In 2018, the Georgian Government initiated a wide-scale reform of the investigative system with one of the key elements of the reform being separation of the investigative and prosecution functions.
Introduction of the electronic system for case distribution in Common Courts is one of the most important novelties introduced under the "Third Wave" of judicial reform. One year monitoring revealed the following significant challenges with regards to the full implementation of the new system.
Significant steps have been taken under the “Third Wave” of the judicial reform in terms of improving system for disciplinary liability of judges.
Based on the requirements set forth in the EU-Georgia Association Agreement, the judicial branch of the government developed the 5-year strategy for judicial reform and the 2-year Action Plan for the implementation of the Strategy for the first time in Georgia’s history.
Present report describes and assesses the two novelties introduced in the so-called “third wave” of the judiciary reform: the electronic system of case distribution and the system for disciplinary liability of judges as the office of Independent Inspector has been put into action.
On February 27, 2019, High Council of Justice (HCoJ) granted the appeal of Institute for Development of Freedom of Information (IDFI) to abolish its administrative act and obligate the person responsible for public information to provide requested information to IDFI.
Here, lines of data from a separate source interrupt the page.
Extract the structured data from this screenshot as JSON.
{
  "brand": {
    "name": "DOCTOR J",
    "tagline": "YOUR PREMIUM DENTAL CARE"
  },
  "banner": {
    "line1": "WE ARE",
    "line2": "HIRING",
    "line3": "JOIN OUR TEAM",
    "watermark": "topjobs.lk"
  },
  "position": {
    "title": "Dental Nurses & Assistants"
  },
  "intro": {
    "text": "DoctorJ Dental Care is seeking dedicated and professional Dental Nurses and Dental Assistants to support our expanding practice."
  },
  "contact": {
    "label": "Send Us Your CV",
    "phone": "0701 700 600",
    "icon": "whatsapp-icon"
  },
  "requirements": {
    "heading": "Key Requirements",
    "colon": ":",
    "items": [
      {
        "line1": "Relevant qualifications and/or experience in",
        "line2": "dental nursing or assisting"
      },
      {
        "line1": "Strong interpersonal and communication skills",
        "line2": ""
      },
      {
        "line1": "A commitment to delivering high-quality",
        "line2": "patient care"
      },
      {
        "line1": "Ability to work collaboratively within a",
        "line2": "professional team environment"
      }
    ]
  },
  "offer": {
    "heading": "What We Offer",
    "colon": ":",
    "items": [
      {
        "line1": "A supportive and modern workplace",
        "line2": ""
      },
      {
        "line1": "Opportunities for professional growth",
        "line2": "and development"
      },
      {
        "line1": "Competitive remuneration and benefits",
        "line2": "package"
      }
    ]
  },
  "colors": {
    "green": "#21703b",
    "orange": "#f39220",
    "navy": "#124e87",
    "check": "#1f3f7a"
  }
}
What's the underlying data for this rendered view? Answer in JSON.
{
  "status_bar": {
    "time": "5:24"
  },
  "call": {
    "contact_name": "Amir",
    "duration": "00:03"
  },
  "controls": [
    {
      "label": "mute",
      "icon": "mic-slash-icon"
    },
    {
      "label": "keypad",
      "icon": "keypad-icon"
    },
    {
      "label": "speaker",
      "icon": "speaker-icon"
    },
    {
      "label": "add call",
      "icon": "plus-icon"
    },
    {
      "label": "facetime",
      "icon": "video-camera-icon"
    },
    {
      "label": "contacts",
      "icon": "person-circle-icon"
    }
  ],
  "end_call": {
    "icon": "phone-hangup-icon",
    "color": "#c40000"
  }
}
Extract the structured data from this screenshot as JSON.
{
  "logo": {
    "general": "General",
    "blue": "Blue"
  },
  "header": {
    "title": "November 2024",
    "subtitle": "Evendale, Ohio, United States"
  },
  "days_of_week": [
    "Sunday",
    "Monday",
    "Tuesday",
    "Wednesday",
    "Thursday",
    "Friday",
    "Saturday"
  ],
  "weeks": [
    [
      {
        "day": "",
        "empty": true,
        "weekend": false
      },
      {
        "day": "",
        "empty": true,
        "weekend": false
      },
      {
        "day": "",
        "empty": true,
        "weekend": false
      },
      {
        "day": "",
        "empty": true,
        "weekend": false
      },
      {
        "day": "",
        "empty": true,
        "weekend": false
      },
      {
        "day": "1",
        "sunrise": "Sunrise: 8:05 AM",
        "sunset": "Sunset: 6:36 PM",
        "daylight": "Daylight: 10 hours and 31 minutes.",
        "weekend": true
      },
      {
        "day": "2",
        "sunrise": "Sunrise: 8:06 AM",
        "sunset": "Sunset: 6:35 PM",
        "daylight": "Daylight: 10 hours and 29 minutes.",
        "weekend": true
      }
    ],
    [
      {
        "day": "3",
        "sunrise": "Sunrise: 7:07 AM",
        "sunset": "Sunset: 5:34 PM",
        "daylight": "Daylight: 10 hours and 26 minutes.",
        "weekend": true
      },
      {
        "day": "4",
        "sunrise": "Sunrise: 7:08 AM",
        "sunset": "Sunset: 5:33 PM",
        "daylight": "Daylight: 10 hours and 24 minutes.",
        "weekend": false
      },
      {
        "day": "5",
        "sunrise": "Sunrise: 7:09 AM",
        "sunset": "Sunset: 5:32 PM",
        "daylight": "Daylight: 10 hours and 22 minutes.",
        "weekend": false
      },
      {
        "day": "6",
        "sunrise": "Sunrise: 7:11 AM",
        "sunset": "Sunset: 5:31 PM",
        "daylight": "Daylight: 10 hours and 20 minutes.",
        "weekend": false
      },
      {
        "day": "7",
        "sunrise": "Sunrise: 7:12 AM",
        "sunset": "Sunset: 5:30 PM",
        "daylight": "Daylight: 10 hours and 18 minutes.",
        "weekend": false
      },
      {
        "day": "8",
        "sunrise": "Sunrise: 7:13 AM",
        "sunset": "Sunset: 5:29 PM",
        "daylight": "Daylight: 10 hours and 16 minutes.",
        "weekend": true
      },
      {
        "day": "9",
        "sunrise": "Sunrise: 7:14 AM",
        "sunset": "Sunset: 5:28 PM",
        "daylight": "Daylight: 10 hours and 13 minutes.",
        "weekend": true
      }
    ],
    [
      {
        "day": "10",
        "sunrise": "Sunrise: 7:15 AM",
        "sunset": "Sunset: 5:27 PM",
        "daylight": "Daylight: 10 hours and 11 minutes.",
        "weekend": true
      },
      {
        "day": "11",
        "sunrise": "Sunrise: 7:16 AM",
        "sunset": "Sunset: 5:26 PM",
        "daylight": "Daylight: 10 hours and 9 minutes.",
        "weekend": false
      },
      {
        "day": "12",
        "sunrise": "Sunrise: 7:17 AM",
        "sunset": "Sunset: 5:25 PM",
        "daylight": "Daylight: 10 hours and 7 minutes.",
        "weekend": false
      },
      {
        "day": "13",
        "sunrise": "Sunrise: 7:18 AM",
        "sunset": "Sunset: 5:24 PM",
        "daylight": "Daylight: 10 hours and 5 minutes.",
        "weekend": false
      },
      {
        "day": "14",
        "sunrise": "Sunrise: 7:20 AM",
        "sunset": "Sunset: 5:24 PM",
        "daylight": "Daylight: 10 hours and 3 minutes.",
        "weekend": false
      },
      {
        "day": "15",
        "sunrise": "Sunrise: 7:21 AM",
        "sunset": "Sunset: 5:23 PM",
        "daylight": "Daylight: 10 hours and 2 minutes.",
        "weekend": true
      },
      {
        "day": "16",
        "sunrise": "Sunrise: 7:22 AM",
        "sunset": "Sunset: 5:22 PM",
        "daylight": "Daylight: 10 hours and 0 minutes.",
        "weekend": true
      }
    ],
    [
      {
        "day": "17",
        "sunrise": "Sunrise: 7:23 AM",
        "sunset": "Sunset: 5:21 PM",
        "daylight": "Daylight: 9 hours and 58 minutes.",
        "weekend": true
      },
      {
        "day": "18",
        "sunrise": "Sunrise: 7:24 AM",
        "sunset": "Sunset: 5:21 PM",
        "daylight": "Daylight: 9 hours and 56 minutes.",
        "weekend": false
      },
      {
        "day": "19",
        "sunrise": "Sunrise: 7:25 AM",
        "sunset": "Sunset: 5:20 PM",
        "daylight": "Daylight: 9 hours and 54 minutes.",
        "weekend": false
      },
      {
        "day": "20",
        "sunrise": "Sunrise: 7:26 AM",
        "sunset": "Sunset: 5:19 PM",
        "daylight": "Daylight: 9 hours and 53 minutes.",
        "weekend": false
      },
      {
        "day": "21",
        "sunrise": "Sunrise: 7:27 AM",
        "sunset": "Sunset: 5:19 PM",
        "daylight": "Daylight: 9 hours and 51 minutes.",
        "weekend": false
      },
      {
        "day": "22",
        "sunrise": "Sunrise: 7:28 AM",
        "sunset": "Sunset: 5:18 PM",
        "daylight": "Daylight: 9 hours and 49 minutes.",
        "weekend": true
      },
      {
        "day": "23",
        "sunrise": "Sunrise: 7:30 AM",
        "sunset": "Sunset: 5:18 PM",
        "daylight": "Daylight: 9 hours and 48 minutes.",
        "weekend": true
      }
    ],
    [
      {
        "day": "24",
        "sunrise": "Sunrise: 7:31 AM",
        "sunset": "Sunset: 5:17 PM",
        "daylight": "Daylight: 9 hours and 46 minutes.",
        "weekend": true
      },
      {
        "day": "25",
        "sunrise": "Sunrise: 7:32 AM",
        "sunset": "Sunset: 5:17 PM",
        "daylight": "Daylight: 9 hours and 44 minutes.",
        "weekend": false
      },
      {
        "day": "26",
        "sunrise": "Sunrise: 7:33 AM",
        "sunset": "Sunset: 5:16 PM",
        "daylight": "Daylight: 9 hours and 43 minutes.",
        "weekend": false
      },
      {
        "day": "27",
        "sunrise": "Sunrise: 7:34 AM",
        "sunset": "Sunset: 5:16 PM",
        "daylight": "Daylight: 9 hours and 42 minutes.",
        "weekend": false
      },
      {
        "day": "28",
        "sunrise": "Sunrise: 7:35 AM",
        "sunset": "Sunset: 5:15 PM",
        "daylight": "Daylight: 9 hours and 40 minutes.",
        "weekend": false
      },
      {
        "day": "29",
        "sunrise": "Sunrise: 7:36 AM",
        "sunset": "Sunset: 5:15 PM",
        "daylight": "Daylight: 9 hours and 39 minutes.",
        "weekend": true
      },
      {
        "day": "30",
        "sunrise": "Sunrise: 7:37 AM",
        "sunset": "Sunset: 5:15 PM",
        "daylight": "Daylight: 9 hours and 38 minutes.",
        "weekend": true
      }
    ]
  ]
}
Anti-Corruption Network of the Organization for Economic Co-operation and Development (OECD-ACN) published its second progress report on anticorruption recommendations issued for Georgia in its Fourth Round Monitoring Report. Of the 22 total recommendations, none of them showed significant progress, 17 were assessed as having some progress, and four of them indicated lack of progress, while no rating was granted to the remaining one.
On December 24th, 2018, High Council of Justice (HCoJ) of Georgia nominated ten candidates to the country’s Supreme Court. The nomination caused controversy among the representatives of civil society organizations as the nominated judges were either leaders or close associates of a group of judges (so called “clan”) exercising an informal power over Georgia’s judiciary.
December 2018, after the inauguration of the President of Georgia, marks also a commencement date for the new constitutional amendments. As a result of these changes, Prosecutor’s Office of Georgia was separated from the Ministry of Justice and became a fully independent agency. The head of the institution is the Prosecutor General, while independence, transparency, and effectiveness of the system are guaranteed by the Prosecutorial Council.
Coalition for and Independent and Transparent Judiciary submitted recommendations regarding criteria and procedures for the selection of the Supreme Court justices to the Speaker of the Parliament of Georgia, Chair of the Fourth Wave Judicial Reform Working Group.